The Treasury Department claims it has authority to extend statutory deadlines, as it did this week with respect to the Obamacare employer mandate, in order to provide “transition relief” to those affected by laws.
But according to Constitutional law professor Jonathan Adler, writing in the Washington Posts Volokh Conspiracy blog, the Obamacare delay is certainly illegal:
Whatever the stated reason for the new delay, it is illegal. The text of the PPACA is quite clear. The text of the Patient Protection and Affordable Care Act provides that the employer mandate provisions “shall apply” after December 31, 2013. The Treasury Department claims that it has broad authority to offer “transition relief” in implementing the law. That may often be true, but not here.
The language of the statute is clear, and it is well established that when Congress enacts explicit deadlines into federal statutes, without also providing authority to waive or delay such deadlines, federal agencies are obligated to stay on schedule. So, for instance, federal courts routinely force the Environmental Protection Agency to act when it misses deadlines and environmentalist groups file suit.
Even if we don’t take Adler’s word for it that you can’t waive deadlines without statutory authority, the delay seems a clear violation of the Constitution’s prescription that the president shall “take care that the laws be faithfully executed.”
Delaying a mandate for two years that employers have already known about for four years is not “faithfully” executing anything. It’s an abuse, particularly given that it delays the mandate until January 2016 and has the political motive of keeping employer compliance from becoming a problem during the 2014 election.
Even Treasury’s justification for the initial year-long delay, providing during testimony last summer, cites cases that delay implementation of laws from a few weeks to at most seven months.
What’s more, Adler notes, the employer mandate is not some isolated piece of the statute, but rather is integral to the functioning of the entire law.

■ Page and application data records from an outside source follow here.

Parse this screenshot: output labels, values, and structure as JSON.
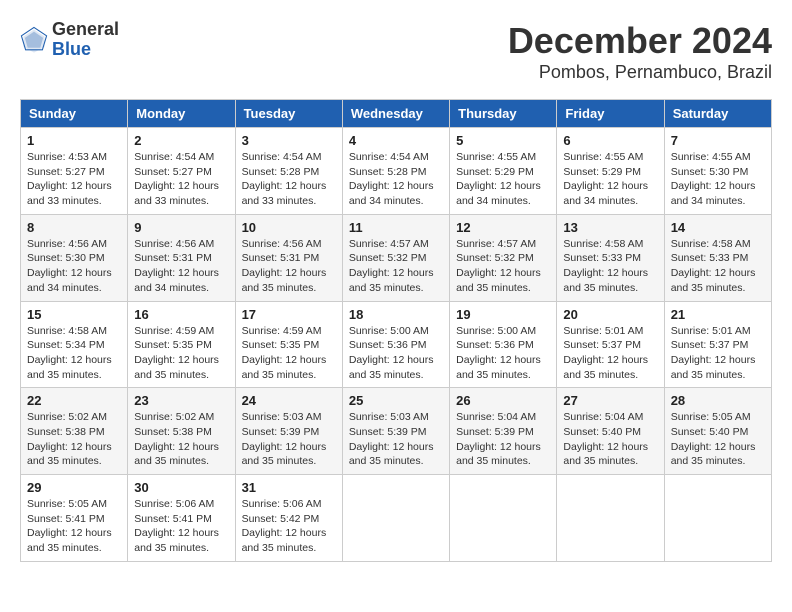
{
  "logo": {
    "general": "General",
    "blue": "Blue"
  },
  "title": "December 2024",
  "location": "Pombos, Pernambuco, Brazil",
  "days_header": [
    "Sunday",
    "Monday",
    "Tuesday",
    "Wednesday",
    "Thursday",
    "Friday",
    "Saturday"
  ],
  "weeks": [
    [
      {
        "day": "1",
        "sunrise": "4:53 AM",
        "sunset": "5:27 PM",
        "daylight": "12 hours and 33 minutes."
      },
      {
        "day": "2",
        "sunrise": "4:54 AM",
        "sunset": "5:27 PM",
        "daylight": "12 hours and 33 minutes."
      },
      {
        "day": "3",
        "sunrise": "4:54 AM",
        "sunset": "5:28 PM",
        "daylight": "12 hours and 33 minutes."
      },
      {
        "day": "4",
        "sunrise": "4:54 AM",
        "sunset": "5:28 PM",
        "daylight": "12 hours and 34 minutes."
      },
      {
        "day": "5",
        "sunrise": "4:55 AM",
        "sunset": "5:29 PM",
        "daylight": "12 hours and 34 minutes."
      },
      {
        "day": "6",
        "sunrise": "4:55 AM",
        "sunset": "5:29 PM",
        "daylight": "12 hours and 34 minutes."
      },
      {
        "day": "7",
        "sunrise": "4:55 AM",
        "sunset": "5:30 PM",
        "daylight": "12 hours and 34 minutes."
      }
    ],
    [
      {
        "day": "8",
        "sunrise": "4:56 AM",
        "sunset": "5:30 PM",
        "daylight": "12 hours and 34 minutes."
      },
      {
        "day": "9",
        "sunrise": "4:56 AM",
        "sunset": "5:31 PM",
        "daylight": "12 hours and 34 minutes."
      },
      {
        "day": "10",
        "sunrise": "4:56 AM",
        "sunset": "5:31 PM",
        "daylight": "12 hours and 35 minutes."
      },
      {
        "day": "11",
        "sunrise": "4:57 AM",
        "sunset": "5:32 PM",
        "daylight": "12 hours and 35 minutes."
      },
      {
        "day": "12",
        "sunrise": "4:57 AM",
        "sunset": "5:32 PM",
        "daylight": "12 hours and 35 minutes."
      },
      {
        "day": "13",
        "sunrise": "4:58 AM",
        "sunset": "5:33 PM",
        "daylight": "12 hours and 35 minutes."
      },
      {
        "day": "14",
        "sunrise": "4:58 AM",
        "sunset": "5:33 PM",
        "daylight": "12 hours and 35 minutes."
      }
    ],
    [
      {
        "day": "15",
        "sunrise": "4:58 AM",
        "sunset": "5:34 PM",
        "daylight": "12 hours and 35 minutes."
      },
      {
        "day": "16",
        "sunrise": "4:59 AM",
        "sunset": "5:35 PM",
        "daylight": "12 hours and 35 minutes."
      },
      {
        "day": "17",
        "sunrise": "4:59 AM",
        "sunset": "5:35 PM",
        "daylight": "12 hours and 35 minutes."
      },
      {
        "day": "18",
        "sunrise": "5:00 AM",
        "sunset": "5:36 PM",
        "daylight": "12 hours and 35 minutes."
      },
      {
        "day": "19",
        "sunrise": "5:00 AM",
        "sunset": "5:36 PM",
        "daylight": "12 hours and 35 minutes."
      },
      {
        "day": "20",
        "sunrise": "5:01 AM",
        "sunset": "5:37 PM",
        "daylight": "12 hours and 35 minutes."
      },
      {
        "day": "21",
        "sunrise": "5:01 AM",
        "sunset": "5:37 PM",
        "daylight": "12 hours and 35 minutes."
      }
    ],
    [
      {
        "day": "22",
        "sunrise": "5:02 AM",
        "sunset": "5:38 PM",
        "daylight": "12 hours and 35 minutes."
      },
      {
        "day": "23",
        "sunrise": "5:02 AM",
        "sunset": "5:38 PM",
        "daylight": "12 hours and 35 minutes."
      },
      {
        "day": "24",
        "sunrise": "5:03 AM",
        "sunset": "5:39 PM",
        "daylight": "12 hours and 35 minutes."
      },
      {
        "day": "25",
        "sunrise": "5:03 AM",
        "sunset": "5:39 PM",
        "daylight": "12 hours and 35 minutes."
      },
      {
        "day": "26",
        "sunrise": "5:04 AM",
        "sunset": "5:39 PM",
        "daylight": "12 hours and 35 minutes."
      },
      {
        "day": "27",
        "sunrise": "5:04 AM",
        "sunset": "5:40 PM",
        "daylight": "12 hours and 35 minutes."
      },
      {
        "day": "28",
        "sunrise": "5:05 AM",
        "sunset": "5:40 PM",
        "daylight": "12 hours and 35 minutes."
      }
    ],
    [
      {
        "day": "29",
        "sunrise": "5:05 AM",
        "sunset": "5:41 PM",
        "daylight": "12 hours and 35 minutes."
      },
      {
        "day": "30",
        "sunrise": "5:06 AM",
        "sunset": "5:41 PM",
        "daylight": "12 hours and 35 minutes."
      },
      {
        "day": "31",
        "sunrise": "5:06 AM",
        "sunset": "5:42 PM",
        "daylight": "12 hours and 35 minutes."
      },
      null,
      null,
      null,
      null
    ]
  ]
}
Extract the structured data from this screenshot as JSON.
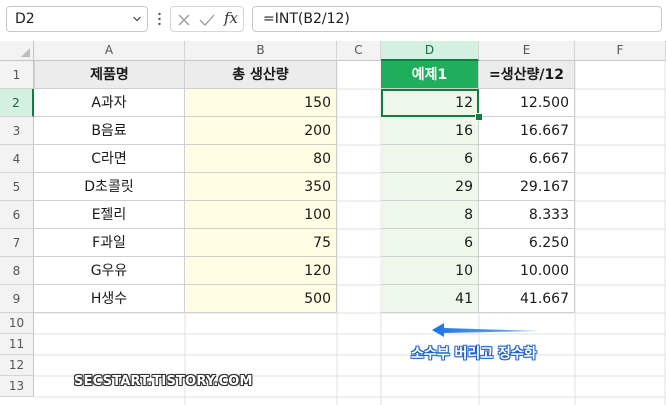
{
  "formula_bar": {
    "name_box": "D2",
    "fx_label": "fx",
    "formula": "=INT(B2/12)"
  },
  "columns": [
    "A",
    "B",
    "C",
    "D",
    "E",
    "F"
  ],
  "rows": [
    "1",
    "2",
    "3",
    "4",
    "5",
    "6",
    "7",
    "8",
    "9",
    "10",
    "11",
    "12",
    "13"
  ],
  "headers": {
    "product": "제품명",
    "total": "총 생산량",
    "example": "예제1",
    "formula_col": "=생산량/12"
  },
  "data_rows": [
    {
      "name": "A과자",
      "total": "150",
      "int": "12",
      "div": "12.500"
    },
    {
      "name": "B음료",
      "total": "200",
      "int": "16",
      "div": "16.667"
    },
    {
      "name": "C라면",
      "total": "80",
      "int": "6",
      "div": "6.667"
    },
    {
      "name": "D초콜릿",
      "total": "350",
      "int": "29",
      "div": "29.167"
    },
    {
      "name": "E젤리",
      "total": "100",
      "int": "8",
      "div": "8.333"
    },
    {
      "name": "F과일",
      "total": "75",
      "int": "6",
      "div": "6.250"
    },
    {
      "name": "G우유",
      "total": "120",
      "int": "10",
      "div": "10.000"
    },
    {
      "name": "H생수",
      "total": "500",
      "int": "41",
      "div": "41.667"
    }
  ],
  "annotation": "소수부 버리고 정수화",
  "watermark": "SECSTART.TISTORY.COM",
  "colors": {
    "accent_green": "#107c41",
    "header_green": "#1fae5b",
    "yellow_fill": "#fffde4",
    "green_fill": "#eef8ea",
    "arrow_blue": "#1b73e8"
  },
  "icons": [
    "chevron-down-icon",
    "more-options-icon",
    "cancel-icon",
    "confirm-icon",
    "function-icon",
    "arrow-left-icon"
  ]
}
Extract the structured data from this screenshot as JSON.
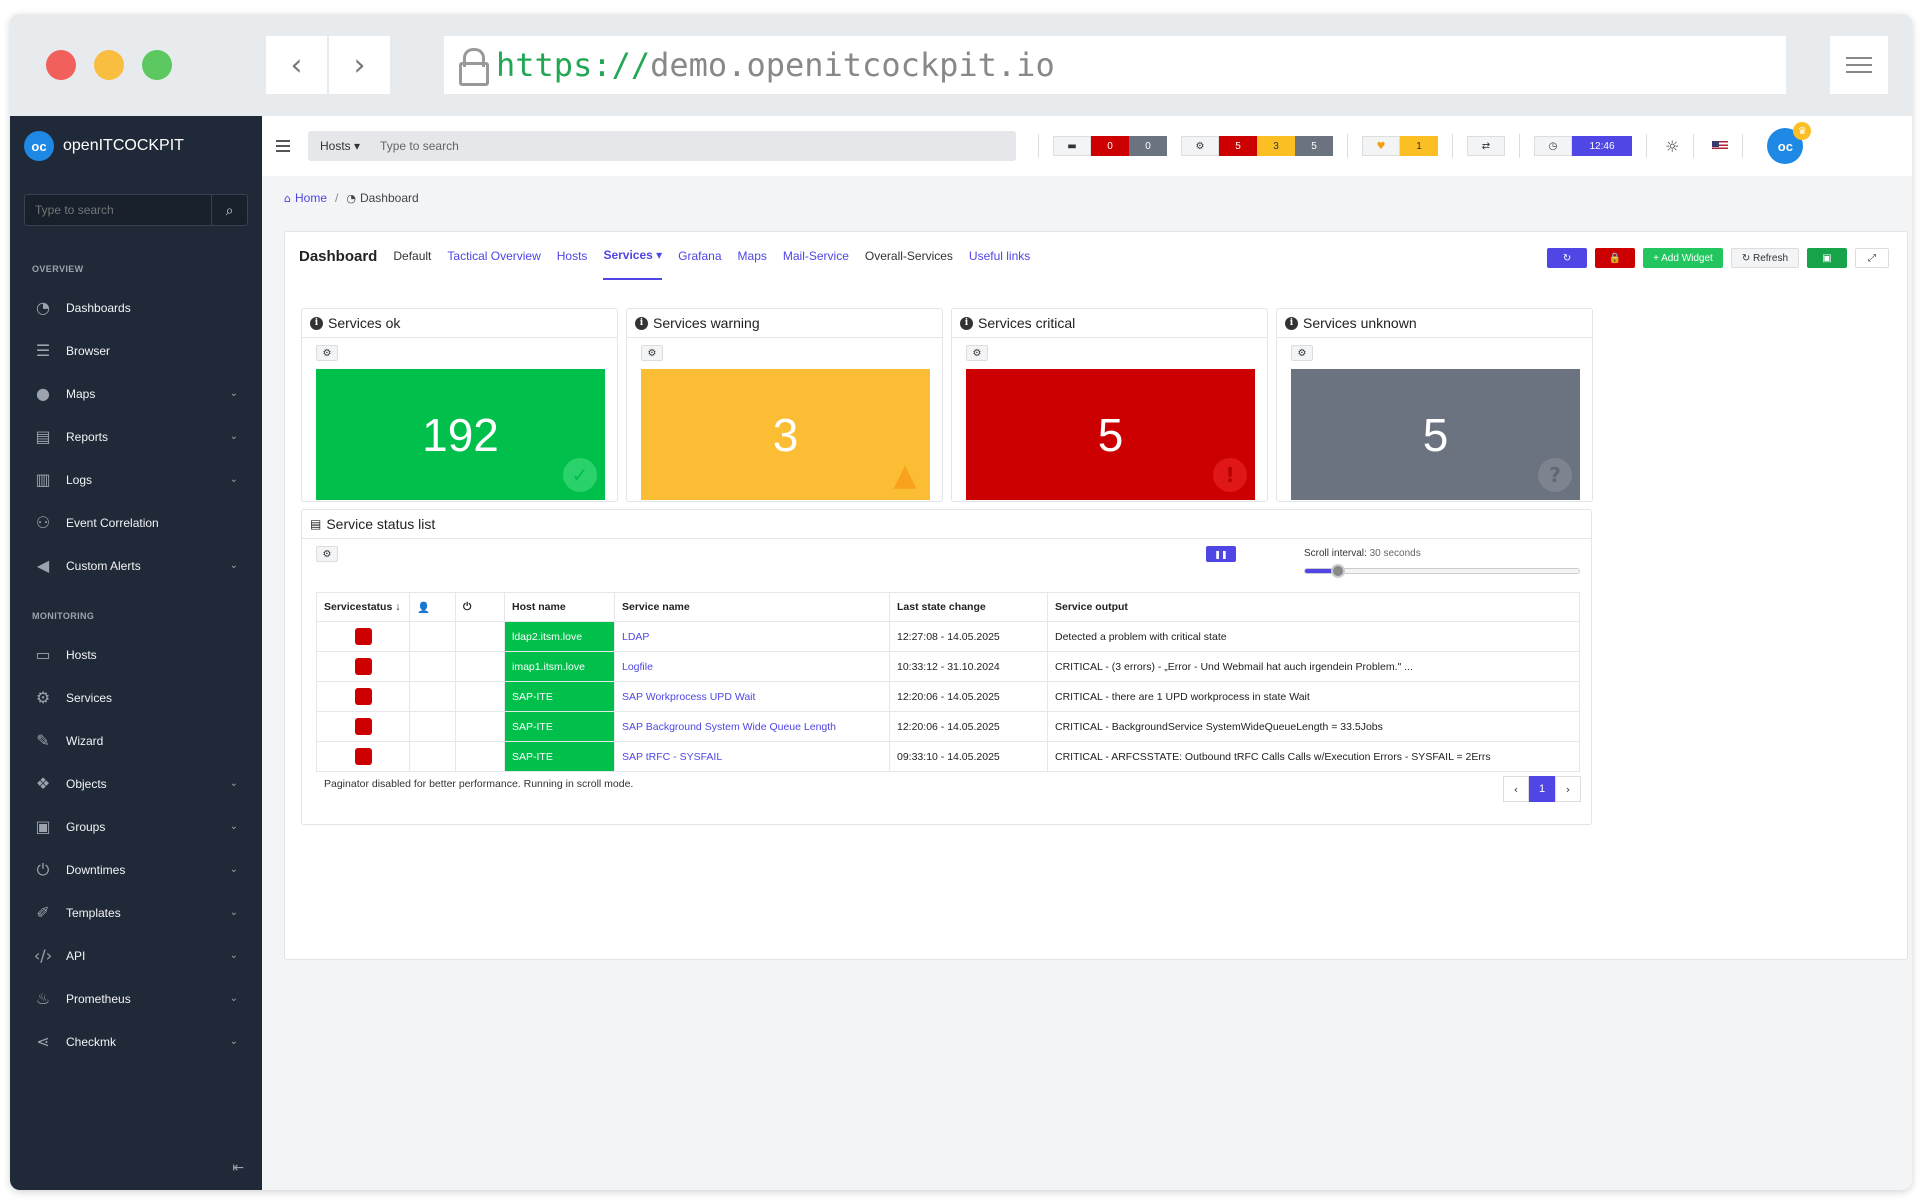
{
  "browser": {
    "url_scheme": "https://",
    "url_host": "demo.openitcockpit.io",
    "back_label": "‹",
    "forward_label": "›"
  },
  "sidebar": {
    "brand": "openITCOCKPIT",
    "logo_text": "oc",
    "search_placeholder": "Type to search",
    "search_icon": "⌕",
    "collapse_icon": "⇤",
    "sections": [
      {
        "title": "OVERVIEW",
        "items": [
          {
            "label": "Dashboards",
            "icon": "◔",
            "has_children": false
          },
          {
            "label": "Browser",
            "icon": "☰",
            "has_children": false
          },
          {
            "label": "Maps",
            "icon": "●",
            "has_children": true
          },
          {
            "label": "Reports",
            "icon": "▤",
            "has_children": true
          },
          {
            "label": "Logs",
            "icon": "▥",
            "has_children": true
          },
          {
            "label": "Event Correlation",
            "icon": "⚇",
            "has_children": false
          },
          {
            "label": "Custom Alerts",
            "icon": "◀",
            "has_children": true
          }
        ]
      },
      {
        "title": "MONITORING",
        "items": [
          {
            "label": "Hosts",
            "icon": "▭",
            "has_children": false
          },
          {
            "label": "Services",
            "icon": "⚙",
            "has_children": false
          },
          {
            "label": "Wizard",
            "icon": "✎",
            "has_children": false
          },
          {
            "label": "Objects",
            "icon": "❖",
            "has_children": true
          },
          {
            "label": "Groups",
            "icon": "▣",
            "has_children": true
          },
          {
            "label": "Downtimes",
            "icon": "⏻",
            "has_children": true
          },
          {
            "label": "Templates",
            "icon": "✐",
            "has_children": true
          },
          {
            "label": "API",
            "icon": "‹/›",
            "has_children": true
          },
          {
            "label": "Prometheus",
            "icon": "♨",
            "has_children": true
          },
          {
            "label": "Checkmk",
            "icon": "⋖",
            "has_children": true
          }
        ]
      }
    ]
  },
  "topbar": {
    "search_select": "Hosts ▾",
    "search_placeholder": "Type to search",
    "host_counters": {
      "icon": "▬",
      "critical": "0",
      "unknown": "0"
    },
    "service_counters": {
      "icon": "⚙",
      "critical": "5",
      "warning": "3",
      "unknown": "5"
    },
    "notification": {
      "icon": "♥",
      "count": "1"
    },
    "sync_icon": "⇄",
    "clock": {
      "icon": "◷",
      "time": "12:46"
    },
    "theme_icon": "☼",
    "avatar_text": "oc",
    "crown_icon": "♛"
  },
  "breadcrumb": {
    "home": "Home",
    "home_icon": "⌂",
    "separator": "/",
    "current_icon": "◔",
    "current": "Dashboard"
  },
  "dashboard": {
    "title": "Dashboard",
    "tabs": [
      {
        "label": "Default",
        "style": "plain",
        "active": false
      },
      {
        "label": "Tactical Overview",
        "style": "link",
        "active": false
      },
      {
        "label": "Hosts",
        "style": "link",
        "active": false
      },
      {
        "label": "Services ▾",
        "style": "link",
        "active": true
      },
      {
        "label": "Grafana",
        "style": "link",
        "active": false
      },
      {
        "label": "Maps",
        "style": "link",
        "active": false
      },
      {
        "label": "Mail-Service",
        "style": "link",
        "active": false
      },
      {
        "label": "Overall-Services",
        "style": "plain",
        "active": false
      },
      {
        "label": "Useful links",
        "style": "link",
        "active": false
      }
    ],
    "actions": {
      "sync_icon": "↻",
      "lock_icon": "🔒",
      "add_widget": "+ Add Widget",
      "refresh": "↻ Refresh",
      "save_icon": "▣",
      "fullscreen_icon": "⤢"
    }
  },
  "tiles": [
    {
      "title": "Services ok",
      "value": "192",
      "kind": "ok",
      "corner_icon": "✓"
    },
    {
      "title": "Services warning",
      "value": "3",
      "kind": "warn",
      "corner_icon": "▲"
    },
    {
      "title": "Services critical",
      "value": "5",
      "kind": "crit",
      "corner_icon": "!"
    },
    {
      "title": "Services unknown",
      "value": "5",
      "kind": "unk",
      "corner_icon": "?"
    }
  ],
  "status_list": {
    "title": "Service status list",
    "title_icon": "▤",
    "gear_icon": "⚙",
    "pause_icon": "❚❚",
    "scroll_interval_label": "Scroll interval:",
    "scroll_interval_value": "30 seconds",
    "scroll_fraction": 0.12,
    "columns": {
      "status": "Servicestatus ↓",
      "ack_icon": "👤",
      "downtime_icon": "⏻",
      "host": "Host name",
      "service": "Service name",
      "last_change": "Last state change",
      "output": "Service output"
    },
    "rows": [
      {
        "host": "ldap2.itsm.love",
        "service": "LDAP",
        "last_change": "12:27:08 - 14.05.2025",
        "output": "Detected a problem with critical state"
      },
      {
        "host": "imap1.itsm.love",
        "service": "Logfile",
        "last_change": "10:33:12 - 31.10.2024",
        "output": "CRITICAL - (3 errors) - „Error - Und Webmail hat auch irgendein Problem.\" ..."
      },
      {
        "host": "SAP-ITE",
        "service": "SAP Workprocess UPD Wait",
        "last_change": "12:20:06 - 14.05.2025",
        "output": "CRITICAL - there are 1 UPD workprocess in state Wait"
      },
      {
        "host": "SAP-ITE",
        "service": "SAP Background System Wide Queue Length",
        "last_change": "12:20:06 - 14.05.2025",
        "output": "CRITICAL - BackgroundService SystemWideQueueLength = 33.5Jobs"
      },
      {
        "host": "SAP-ITE",
        "service": "SAP tRFC - SYSFAIL",
        "last_change": "09:33:10 - 14.05.2025",
        "output": "CRITICAL - ARFCSSTATE: Outbound tRFC Calls Calls w/Execution Errors - SYSFAIL = 2Errs"
      }
    ],
    "paginator_info": "Paginator disabled for better performance. Running in scroll mode.",
    "pager": {
      "prev": "‹",
      "page": "1",
      "next": "›"
    }
  },
  "colors": {
    "ok": "#00c04b",
    "warning": "#fbbd33",
    "critical": "#cc0000",
    "unknown": "#6b7280",
    "accent": "#4f46e5",
    "sidebar": "#1f2937"
  }
}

The imposition of the employer mandate in 2014 is essential for the proper implementation of other parts of the law. Most importantly, the employer mandate reporting provisions are essential to determining eligibility for tax credits and cost-sharing subsidies in state health insurance exchanges, and the tax credits are to be available beginning January 1, 2014. The tax credits and employer penalties were supposed to take effect together, and no one’s suggested delaying the credits.
We are really in dangerous territory here. A precedent is being set for willy nilly monkeying around with laws. No doubt we’ll see more of it as Obama’s term winds down.
The Constitutionality of the executive branch delays to statutes is nevertheless too murky to warrant impeachment. And there’s certainly not enough public anger to justify putting the country through an impeachment trial.
I realize Obama already has flouted the intentions of Congress several times before. But I believe the bar for dragging the country into an impeachment nightmare should be high.
Nevertheless, this can’t go on forever. If he continues down this path, or if Obama ignores Congress or the courts in a way that is undeniable and outrageous, he should be impeached.